The evolution of the electric guitar is not just about its past; it's also about its future. Technological advancements have continued to push the boundaries of what's possible with this versatile instrument. From the development of solid-state amplifiers to effects pedals that warp and distort sound in new ways, technology continues to redefine the electric guitar's role in music.
Moreover, the digital age has introduced innovations like MIDI guitars and software that allow for even more creative freedom. Guitarists can now mimic the sounds of other instruments, record with unprecedented ease, and experiment with sounds that were unimaginable a few decades ago. As we look to the future, it's clear that the electric guitar will remain a prevalent force in music, adapting to and inspiring new generations of musicians.
Playing Techniques That Defined Music Eras
The way musicians play the electric guitar has also contributed to its legendary status. Techniques such as the bend, the vibrato, and the slide have become integral to the electric guitar's expressive capability. Eddie Van Halen's tapping technique, which involves hammering on the fretboard with both hands, revolutionized guitar playing and inspired countless musicians. Similarly, the use of the whammy bar for pitch bending and vibrato added a new dimension to the guitar's voice.

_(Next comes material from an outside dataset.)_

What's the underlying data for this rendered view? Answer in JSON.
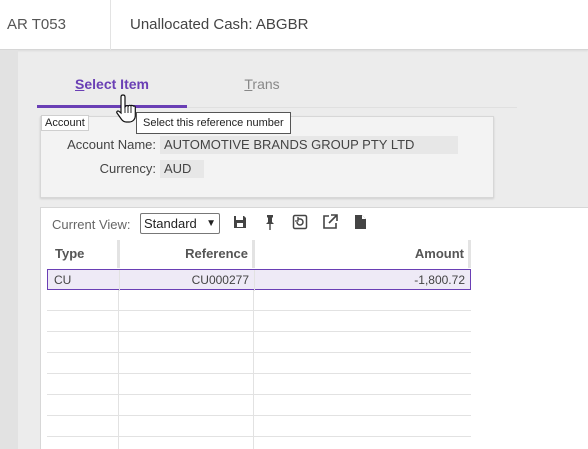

These techniques, among others, have defined music eras and genres. They have allowed guitarists to explore new territories in sound and expression, further cementing the electric guitar's place in music history.
Iconic Electric Guitarists and Their Influence
No discussion of the electric guitar would be complete without mentioning the legendary guitarists who turned it into an extension of their own voice. Jimi Hendrix, often considered the greatest guitarist of all time, redefined what could be done with the electric guitar. His innovative use of feedback, distortion, and mind-bending solos left an indelible mark on the music world. Similarly, artists like Eric Clapton, Jimmy Page, and Stevie Ray Vaughan have each contributed to the legacy of the electric guitar, inspiring generations of musicians to pick up the six-string and make their own mark.
These artists not only showcased the technical potential of the electric guitar but also demonstrated its emotional power. Through their hands, the electric guitar spoke of love, loss, joy, and rebellion, resonating with millions around the globe.
Inspiring the Next Generation: Tips for Aspiring Guitarists
For those inspired to follow in the footsteps of these guitar greats, there are paths and practices to consider. First and foremost, understanding the history and mechanics of the electric guitar can deepen one's appreciation and technique. Learning to listen critically to the masters, appreciating the nuances of their playing, is equally important. Yet, perhaps the most crucial advice for aspiring guitarists is to find their own voice. The electric guitar, with its vast range of sounds and styles, offers endless possibilities for creative expression.
Practice, patience, and passion are key. Whether through formal lessons or self-taught exploration, the journey of mastering the electric guitar is a rewarding endeavor that connects aspiring musicians with a rich legacy of innovation and expression.
The Cultural and Social Impact of the Electric Guitar
The electric guitar has had a profound impact not just on music, but on culture and society. It became a symbol of youth rebellion in the 1950s and 1960s, echoing the societal shifts of the time. Its prominence in the counterculture movement, as well as its role in the fight for civil rights and against war, showcases the electric guitar's power as a tool for social change.
Moreover, the electric guitar has bridged cultures, genres, and generations. Its universal appeal lies in its ability to articulate the human experience, transcending language barriers and uniting people through the power of music. As such, the electric guitar is more than just an instrument; it's a cultural icon that continues to inspire and revolutionize.